Like it or not, the kitchen is quintessentially the heart of the home. It is where conversations take place and family bonding is made possible. In the recent biennial EuroCucina 2018 at Salone del Mobile in Milan – the world’s biggest kitchen exhibition – the kitchen has been heavily reinterpreted with technology to make the functioning of this important part of the home more efficient and attractive. Clean lines and technical details remain pivotal in creating a kitchen that feels luxuriously comfortable, no matter what the style is.

Among some of the popularizing kitchen trends of 2018 include earthy tones, open shelving concepts, clever material combinations and the inclusion of smart technology in functional kitchens. Besides the classic black and white, solid colours as well as copper hues are also taking precedence in this year’s exhibition. We will be seeing a minimalistic approach to future kitchens as homeowners veer their attention to simple aesthetics.

What we are more interested in is the involvement of technology in tomorrow’s kitchens. Conceptual and imaginative, we are talking about kitchen that could possibly make a meal for you with a touch of a button. Okay, maybe a tad bit too wishful but key leaders of the kitchen industry are serious in pioneering revolutionary systems and solutions to provide the most unique experience in the kitchen.

Let’s take a look at what we mean by the changing kitchens.

OASI by Aran Cucine

Aran Cucine presents OASI, a kitchen island that incorporates nature into a functional system. Credit: Aran Cucine

Designed by Italian architecture studio Stefano Boeri Architetti, the kitchen island – OASI – makes nature the central element by featuring a lemon tree. The lemon tree functions as a special, mnemonic and symbolic reference point where familiar social relationships gather round. The island is both a dining table and a fully functional kitchen block with everything from storage, washing, cooking, and even compartments to charge your mobile devices. Integrating nature into technology represents the full life cycle of cooking and eating that is housed in this very innovative ‘living’ ensemble.

Vision by Snaidero

Famous automotive designer, Pininfarina creates fluidity and motion in Snaidero’s Vision. Credit: Snaidero

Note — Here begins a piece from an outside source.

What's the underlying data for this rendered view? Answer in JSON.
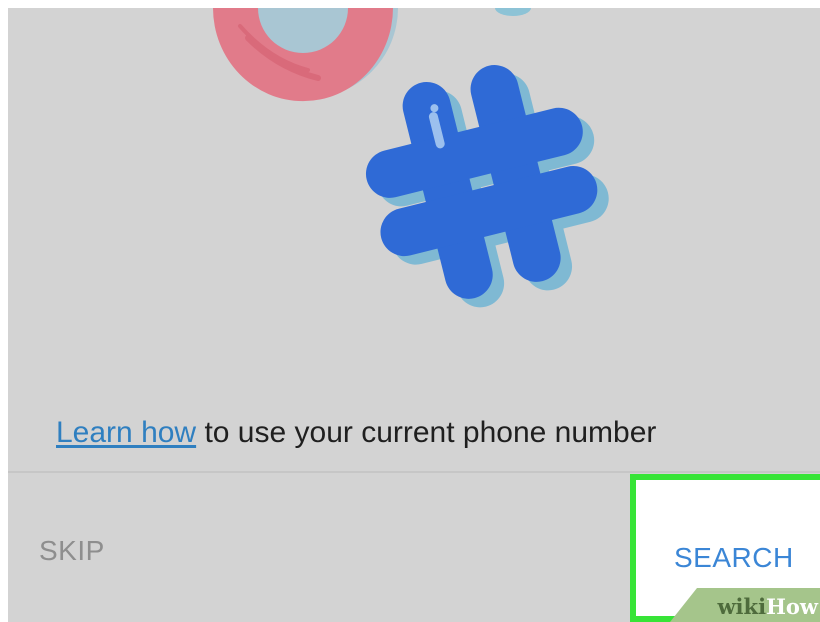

Combining form and function, Pininfarina Design who is no stranger to the kitchen industry, has presented a futuristic and modern shape for the kitchen of the future. The fluid curve of the island’s base is accented with LED strip to create a strong visual impact and high-style element. Highlighting a great sense of purity and sensuousness, the finish on the surfaces features a new and revolutionary metalescent lacquer that allows the designer to work with metal fluidly. The final outcome is a great marriage of flow and motion, balancing contemporary and utilitarian styles.

Altered States by Caesarstone

Caesarstone X Snarkitecture highlights the prominence of water in kitchen islands. Credit: David Zanardi

Caesarstone unveils Altered States as a highlight event for the annual Milan exhibition. Working together with New York-based collaborative practice Snarkitecture, the collaboration explores the core theme of the kitchen island. Caesarstone believes that the starting point of a home is the kitchen island, which has transformed from a functional cooking area into a space for entertainment, social interaction and performance. Snarkitecture draws inspiration from water as the most important ‘ingredient’ in the kitchen. And the results are absolutely amazing.

Chef Center by Franke

The future of kitchen in the eyes of Franke. Credit: Franke

And speaking about future living, techies will absolutely love the Franke Chef Center, which is a new kitchen concept that takes cooking island to the next level. The seemingly ordinary kitchen island can keep your coffee warm, show text messages or even displaying a cooking video while you’re cooking dinner – all at the same time and on the same surface. A Cloud Hood makes it possible to control the entire kitchen as well, from lighting to automated cooking programs. And it comes with preprogrammed ventilations settings.

At least, this is a harbinger of what the kitchen of the future will likely look like.

Martin Teo
Content Editor
Martin loves traveling the world to see ancient ruins and classical architecture. He enjoys the culinary experience of various cities but (still) refuses to eat anything insect-like. On a daily basis, he finds time hitting the gym to compensate for the amount of food he needs to eat just to write an article.